The task =
Please count how many lines below contain the word "Effetto" and reply with only that number.

** Opening Records provided block **

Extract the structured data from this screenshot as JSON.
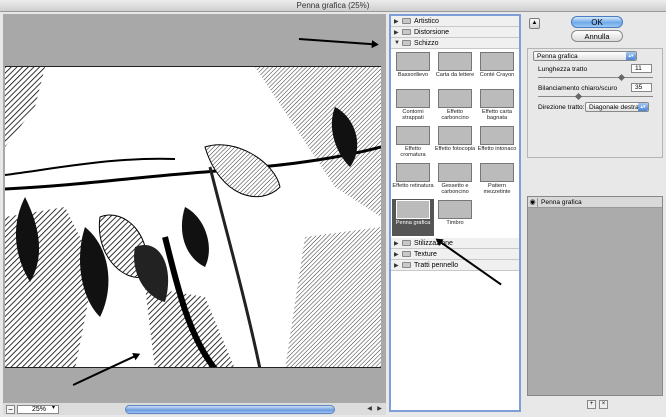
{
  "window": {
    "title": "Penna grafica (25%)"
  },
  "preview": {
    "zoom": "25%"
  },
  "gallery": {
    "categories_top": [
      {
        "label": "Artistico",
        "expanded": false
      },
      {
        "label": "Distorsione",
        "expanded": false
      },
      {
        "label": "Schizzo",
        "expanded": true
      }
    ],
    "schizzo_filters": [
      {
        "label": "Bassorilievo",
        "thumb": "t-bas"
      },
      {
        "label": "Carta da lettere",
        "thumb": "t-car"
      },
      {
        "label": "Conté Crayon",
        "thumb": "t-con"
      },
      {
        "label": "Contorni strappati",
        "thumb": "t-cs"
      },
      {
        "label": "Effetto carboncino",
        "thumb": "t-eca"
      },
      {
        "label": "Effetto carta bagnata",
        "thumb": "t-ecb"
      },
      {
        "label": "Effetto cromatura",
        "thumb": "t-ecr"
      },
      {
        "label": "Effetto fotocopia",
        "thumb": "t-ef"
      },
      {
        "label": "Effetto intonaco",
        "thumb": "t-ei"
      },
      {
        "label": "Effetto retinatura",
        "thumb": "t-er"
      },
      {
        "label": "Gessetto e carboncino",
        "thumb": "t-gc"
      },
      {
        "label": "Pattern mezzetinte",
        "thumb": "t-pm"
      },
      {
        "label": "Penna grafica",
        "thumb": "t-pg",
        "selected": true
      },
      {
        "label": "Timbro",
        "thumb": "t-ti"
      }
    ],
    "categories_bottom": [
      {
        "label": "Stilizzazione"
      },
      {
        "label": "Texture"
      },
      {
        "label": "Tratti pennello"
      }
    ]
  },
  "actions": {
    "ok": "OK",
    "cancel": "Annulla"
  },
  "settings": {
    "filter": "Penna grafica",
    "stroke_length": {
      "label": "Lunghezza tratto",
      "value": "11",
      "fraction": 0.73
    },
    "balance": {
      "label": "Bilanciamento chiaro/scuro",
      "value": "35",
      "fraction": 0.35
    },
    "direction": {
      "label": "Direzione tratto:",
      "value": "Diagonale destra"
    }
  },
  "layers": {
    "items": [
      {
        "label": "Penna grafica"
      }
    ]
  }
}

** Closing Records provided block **
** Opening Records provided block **

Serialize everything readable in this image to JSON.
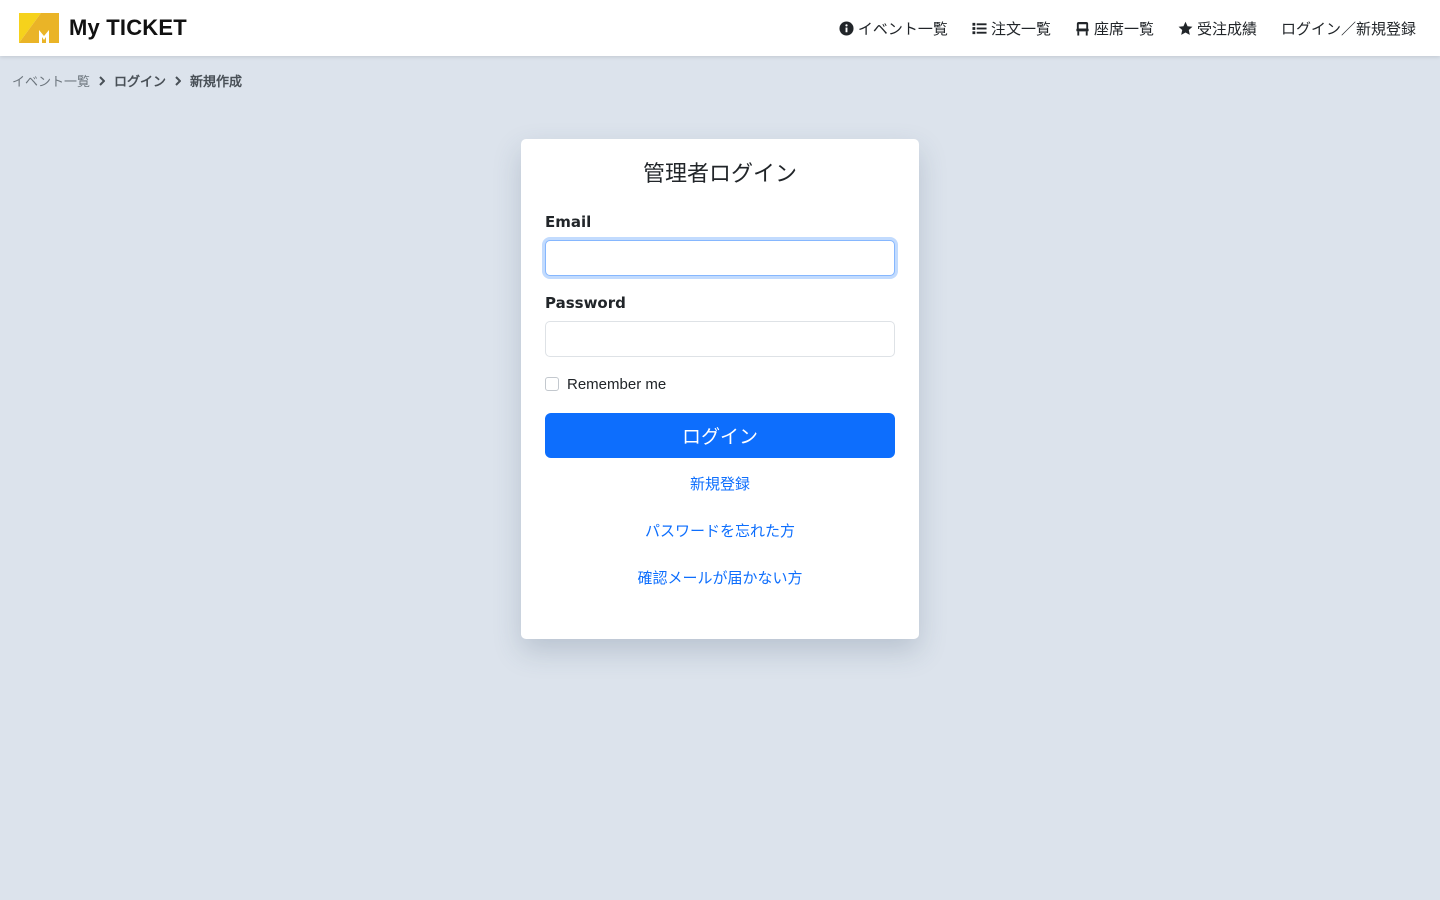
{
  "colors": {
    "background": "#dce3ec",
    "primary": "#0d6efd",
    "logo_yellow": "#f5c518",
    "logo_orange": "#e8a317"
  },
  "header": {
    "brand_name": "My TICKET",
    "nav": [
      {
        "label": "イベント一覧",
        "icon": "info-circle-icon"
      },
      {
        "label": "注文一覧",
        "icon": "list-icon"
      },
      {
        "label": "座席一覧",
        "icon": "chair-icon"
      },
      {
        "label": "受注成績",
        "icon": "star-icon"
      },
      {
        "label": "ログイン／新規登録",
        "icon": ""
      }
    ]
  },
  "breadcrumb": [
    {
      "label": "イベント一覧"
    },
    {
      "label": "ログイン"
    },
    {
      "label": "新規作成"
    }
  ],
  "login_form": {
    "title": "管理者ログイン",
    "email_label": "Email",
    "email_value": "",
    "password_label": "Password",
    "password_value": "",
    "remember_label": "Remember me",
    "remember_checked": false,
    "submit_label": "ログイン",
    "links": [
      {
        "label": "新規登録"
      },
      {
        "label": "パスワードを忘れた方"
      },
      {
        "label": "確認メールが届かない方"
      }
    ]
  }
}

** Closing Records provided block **
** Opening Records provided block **

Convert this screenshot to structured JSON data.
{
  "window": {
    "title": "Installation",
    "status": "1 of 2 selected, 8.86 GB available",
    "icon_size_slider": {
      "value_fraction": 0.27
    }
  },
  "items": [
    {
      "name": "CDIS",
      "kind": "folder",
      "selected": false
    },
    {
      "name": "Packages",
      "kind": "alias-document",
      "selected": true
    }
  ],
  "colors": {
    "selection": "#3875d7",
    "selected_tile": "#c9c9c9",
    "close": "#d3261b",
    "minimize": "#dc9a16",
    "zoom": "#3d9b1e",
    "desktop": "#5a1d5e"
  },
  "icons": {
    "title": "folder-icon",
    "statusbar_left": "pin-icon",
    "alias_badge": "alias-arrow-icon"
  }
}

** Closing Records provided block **

Solution to this problem =
6